CAREY, Henry, a reputed natural son of George Savile, Marquis of Halifax, was a popular composer and dramatist in the first half of the 18th century. His first music-master was a German named Olaus Westeinson Linnert, and he subsequently received instruction from Roseingrave and Geminiani. Although possessed of ready invention as a melodist, yet, his acquaintance with the science of his art being but limited, he had to gain a subsistence chiefly by teaching. In 1715 he wrote and composed the music for the farce of 'The Contrivances; or, More Ways than One,' which was produced at Drury Lane Theatre on August 9 in that year with much success. The character of Arethusa in this piece was long the probationary part for female singers before they ventured on parts of more importance. His next production was a farce called 'Hanging and Marriage; or, The Dead Man's Wedding,' performed March 15, 1722, at Lincoln's Inn Fields Theatre. In 28 he set to music the songs in Vanbrugh and Cibber's comedy 'The Provoked Husband.' He next wrote the operas of 'Amelia' (the music by Lampe), which was performed at the Haymarket Theatre in the summer of 1732, and 'Teraminta,' which was set to music by John Christopher Smith and produced at Lincoln's Inn Fields Theatre on Nov. [App. p.579 "Oct."] 20, 1732. Each of these pieces was described as 'a New English Opera after the Italian manner.' On Dec. 2, 32, Carey produced at Drury Lane Theatre a ballad opera called 'Betty; or, The Country Bumpkins,' which met with a cold reception. In 33 he wrote and composed a musical entertainment called 'Cephalus and Procris,' which was produced at Drury Lane Theatre with a pantomime interlude entitled 'Harlequin Volgi.' On Feb. 22, 1734, he produced at the Haymarket Theatre 'The most Tragical Tragedy that ever was Tragedized by any Company of Tragedians, called, Chrononhotonthologos'; a highly humorous burlesque of the bombast and fustian prevalent among some of the dramatists of the day, and especially of their partiality for tautologous expressions. This he also described as his 'Tragedy of half an act.' In 1735 he produced a ballad-opera entitled 'A Wonder; or, the Honest Yorkshireman,' performed by the Covent Garden company at Lincoln's Inn Fields Theatre for one night only, July 11, 1735, but which, when transferred to the Haymarket and Goodman's Fields Theatres later in the same year under its second title, met with such success that it was soon adopted at the other theatres and long remained a stock piece. On Oct. 26, 1737 Carey's burlesque-opera 'The Dragon of Wantley,' a satire on the Italian opera of the day, the music by Lampe, was produced at Covent Garden Theatre with such signal success that it ran 67 nights during the season. In the next year the author and composer joined in the production of a sequel entitled 'Margery; or, A Worse Plague than the Dragon' (a title afterwards changed to 'The Dragoness'), which was produced at Covent Garden Theatre on Dec. 9, 1738. Although by no means deficient in merit, its success was but partial.
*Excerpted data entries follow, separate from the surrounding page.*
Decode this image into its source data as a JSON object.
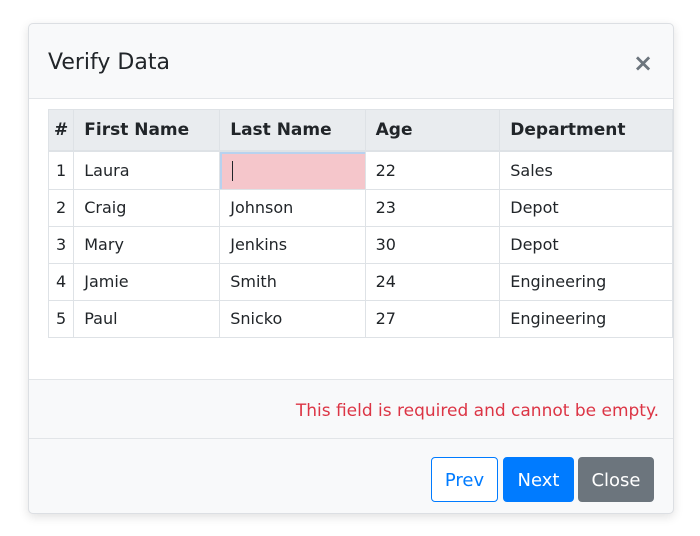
{
  "dialog": {
    "title": "Verify Data",
    "close_glyph": "×",
    "close_icon": "close-icon"
  },
  "table": {
    "columns": [
      "#",
      "First Name",
      "Last Name",
      "Age",
      "Department"
    ],
    "rows": [
      [
        "1",
        "Laura",
        "",
        "22",
        "Sales"
      ],
      [
        "2",
        "Craig",
        "Johnson",
        "23",
        "Depot"
      ],
      [
        "3",
        "Mary",
        "Jenkins",
        "30",
        "Depot"
      ],
      [
        "4",
        "Jamie",
        "Smith",
        "24",
        "Engineering"
      ],
      [
        "5",
        "Paul",
        "Snicko",
        "27",
        "Engineering"
      ]
    ],
    "editing_cell": {
      "row": 0,
      "col": 2
    }
  },
  "validation": {
    "message": "This field is required and cannot be empty."
  },
  "footer": {
    "prev_label": "Prev",
    "next_label": "Next",
    "close_label": "Close"
  },
  "colors": {
    "primary": "#007bff",
    "secondary": "#6c757d",
    "danger": "#dc3545",
    "invalid_cell": "#f5c6cb"
  }
}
In 39, on the breaking out of the war with Spain, Carey wrote and composed a musical interlude called 'Nancy; or, The Parting Lovers,' which was brought out at Drury Lane Theatre and was remarkably successful. It was revived at Covent Garden Theatre, with alterations in 1755 (on the prospect of a war) under the name of 'The Press Gang; or, Love in Low Life,' and frequently brought forward on similar